Environmental Impact Statements Cut from U.S. National Forest Plans
WASHINGTON, DC, December 13, 2006 (ENS) - The U.S. Forest Service has eliminated formal environmental impact statements from the process for writing overall management plans that are required every 15 years for each of the 155 national forests. This determination qualifies the individual plans of each national forest for "categorical exclusion from individual study" under the National Environmental Policy Act, NEPA.
Under the National Forest Management Act Categorical Exclusion Rule, forest plan revisions will now take two to three years instead of over five years with the previous rule, the agency said. The decision came after what the agency called "environmental review" of the new process for developing and updating land management plans under regulations published last year. Under the 2005 planning rule, full environmental analysis will continue at the project level, but it is the long-term forest plans, not site-specific project decisions, that determine which areas will be open to logging, off-road vehicles, back country recreation, and other public uses.
New rule timed to escape public notice
Incoming chairman of the Senate Energy and Natural Resources Committee Senator Jeff Bingaman, a New Mexico Democrat, said the decision chops away at public participation in forest management on public lands. Bingaman said the announcement of the new rule was timed to escape public notice.
"Apparently eager to avoid Congressional and public scrutiny, the U.S. Forest Service has continued its holiday tradition of trying to bury bad news. Yesterday, just hours after Congress adjourned, the USFS issued a final rule that will eliminate environmental analyses and the public’s right to participate in forest management planning under the National Environmental Policy Act," said Bingaman.
The agency said the new rule "improves the planning process by actively involving the public at every step." "The Forest Service first collaborates with communities to identify how forests should improve in the future," the agency said. "The public participates throughout the process as plans are refined and finalized."

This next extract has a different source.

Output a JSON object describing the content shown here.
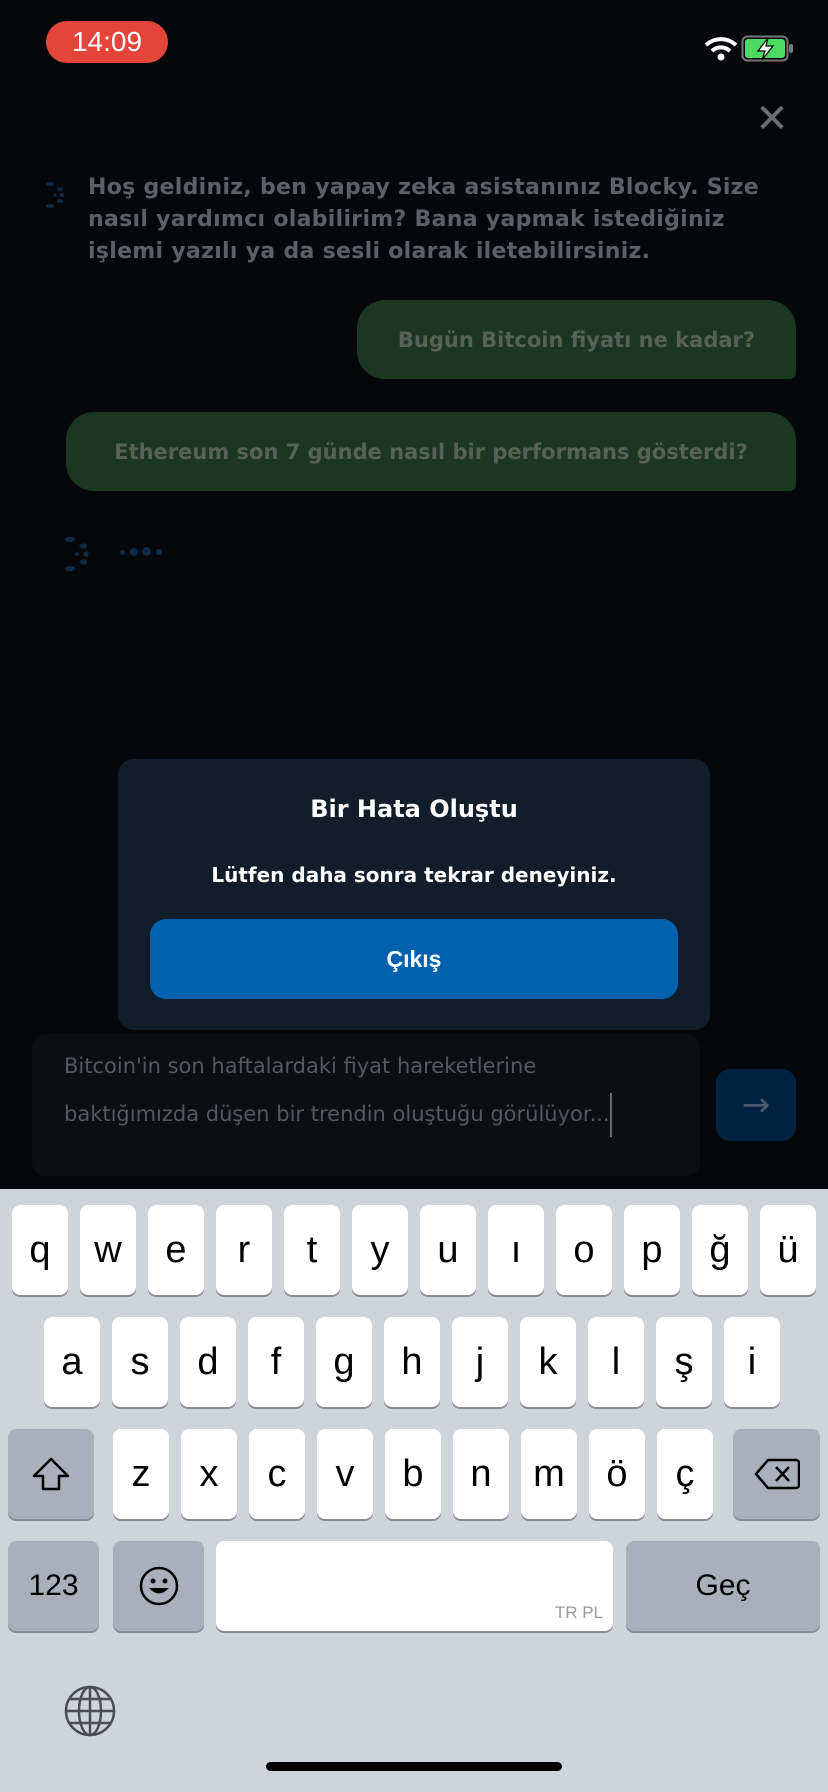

But Bingaman said that under the new rule, "any update or significant change to those individual forest plans would be exempt from NEPA review."
Incoming House Resources Committee chairman Congressman Nick Rahall, a West Virginia Democrat, said the new rule is part of an ongoing Bush administration policy to reduce protections for watersheds and wildlife.
The timber industry supports the new rule.
In a letter to the House Resources Committee in February commenting on a proposal to change the way NEPA is applied to activities in national forests, Associated Oregon Loggers spokesman Chris West wrote, "Current NEPA policies are outdated, are excessively costly, are inordinately cumbersome, cause endless project delays, and are unmistakably harmful to the environment."
"Many project-level decisions become so unwieldy under the weight of ineffective NEPA policies, that today federal forests are imminently threatened by serious problems. These problems include catastrophic wildfire, pest epidemics, storm damage, deforested landscapes after catastrophic events, invasive species infection, and spread of these threats to neighboring non-federal property," West wrote.
"These problems harmfully impact federal forest health, injure nearby non-federal property, and damage the economic and social viability of Oregon’s rural forest businesses and communities," he wrote.
Environmentalists view the new rule as a part of the Bush administration's agenda of handing national forests over to big energy and timber interests.
Attorney Tim Preso with the nonprofit public interest law firm Earthjustice said, "This new rule is an attempt to hide the administration's plans for our forests from the public scrutiny required under NEPA."
"Claims that the Forest Service will take the required hard look at environmental impacts only through implementation of site-specific projects, such as timber sales, would shut the public out of the development of the program that calls for such timber sales in the first place," Preso said.
The long-term plans offer the only opportunity to take a "big picture" look at how the entire forest is being managed, instead of the localized look that focuses on a project area alone, said Preso. "That big picture look is critical for a number of wide-ranging wildlife species that depend on the national forests for their survival, including grizzly bears, lynx and elk."